Tips for Charging Your Phone

  • You can use your phone while it's charging: You can use your phone while it's charging, it just may take a little longer to charge completely. That's because instead of using the battery's charge to power whatever you're doing, it uses the electricity you're getting from the plug.
  • Your phone will charge faster if it's turned off: Turning off your phone when it's plugged in will charge it faster simply because nothing is using the battery or power. Apps that are open and still working in the background can slow down the charge. Individually, these apps don't use a lot of power, but when you have 10+ apps open, they'll suck the juice out of your battery faster. When your phone is off, it's not processing or checking anything, meaning all the electricity flowing from the charger can go to charging it.
  • Charging your phone through your computer or laptop won't damage the battery: It will usually take longer to charge your phone when it's connected to your computer because the speed of the charge depends on the cord and the type of USB port your computer has.
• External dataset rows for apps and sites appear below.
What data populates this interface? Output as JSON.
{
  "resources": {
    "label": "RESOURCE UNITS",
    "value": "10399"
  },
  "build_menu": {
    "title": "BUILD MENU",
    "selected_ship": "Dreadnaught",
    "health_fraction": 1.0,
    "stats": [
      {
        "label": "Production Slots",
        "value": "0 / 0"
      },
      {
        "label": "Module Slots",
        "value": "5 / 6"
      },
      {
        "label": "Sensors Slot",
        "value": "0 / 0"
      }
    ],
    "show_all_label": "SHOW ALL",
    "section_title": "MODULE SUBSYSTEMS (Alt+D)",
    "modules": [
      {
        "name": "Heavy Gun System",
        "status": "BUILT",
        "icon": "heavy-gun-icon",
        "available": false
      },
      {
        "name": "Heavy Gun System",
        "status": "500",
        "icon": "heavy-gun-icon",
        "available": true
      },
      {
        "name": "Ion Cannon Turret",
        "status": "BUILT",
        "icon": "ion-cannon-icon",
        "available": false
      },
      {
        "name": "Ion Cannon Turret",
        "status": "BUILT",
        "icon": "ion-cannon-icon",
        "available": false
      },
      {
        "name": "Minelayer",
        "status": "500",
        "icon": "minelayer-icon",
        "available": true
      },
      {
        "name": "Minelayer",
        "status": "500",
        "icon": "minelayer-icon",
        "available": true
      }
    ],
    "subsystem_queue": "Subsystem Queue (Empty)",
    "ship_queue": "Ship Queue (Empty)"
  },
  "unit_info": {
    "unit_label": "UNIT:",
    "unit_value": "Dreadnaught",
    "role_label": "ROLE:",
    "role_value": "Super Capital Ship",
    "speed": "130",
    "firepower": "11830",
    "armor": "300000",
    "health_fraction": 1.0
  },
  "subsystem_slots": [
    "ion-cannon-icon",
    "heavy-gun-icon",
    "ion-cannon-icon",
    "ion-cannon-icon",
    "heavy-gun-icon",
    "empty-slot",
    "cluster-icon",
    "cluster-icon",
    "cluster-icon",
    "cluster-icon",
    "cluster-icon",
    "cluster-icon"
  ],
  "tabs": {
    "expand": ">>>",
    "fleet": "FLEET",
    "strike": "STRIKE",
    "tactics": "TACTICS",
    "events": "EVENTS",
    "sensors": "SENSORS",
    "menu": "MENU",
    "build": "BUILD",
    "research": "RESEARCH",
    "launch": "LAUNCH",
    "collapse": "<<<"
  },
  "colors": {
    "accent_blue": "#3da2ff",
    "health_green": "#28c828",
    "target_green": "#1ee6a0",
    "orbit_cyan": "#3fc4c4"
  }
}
Many still have USB 2.0 ports, so even with a USB 3.0 cord (lightning cable or otherwise), your phone will charge more slowly. If anything, charging your phone from your laptop is a little better than through an outlet, because it puts less strain on the lithium-ion battery (and its internal workings) as they accept the charge. Less strain means a happier battery.

Use the Right Chargers and Cords When Charging Your Phone

Ideally, you should use the charging cord and plug that came with your phone. They're made according to the standards in place to charge your phone using the correct voltage. An off-brand charger or cord can damage the charger port in your phone and, by extension, the battery. If you must, you can use an approved cord or charger that has the stamp of approval from your phone's manufacturer. 

If you find yourself away from an acceptable charger and your battery is getting low, you can try a few tricks for making your battery last longer like turning off Bluetooth when you don't need it, lowering the screen brightness, closing any apps you're not using, or turning on airplane mode to conserve the battery.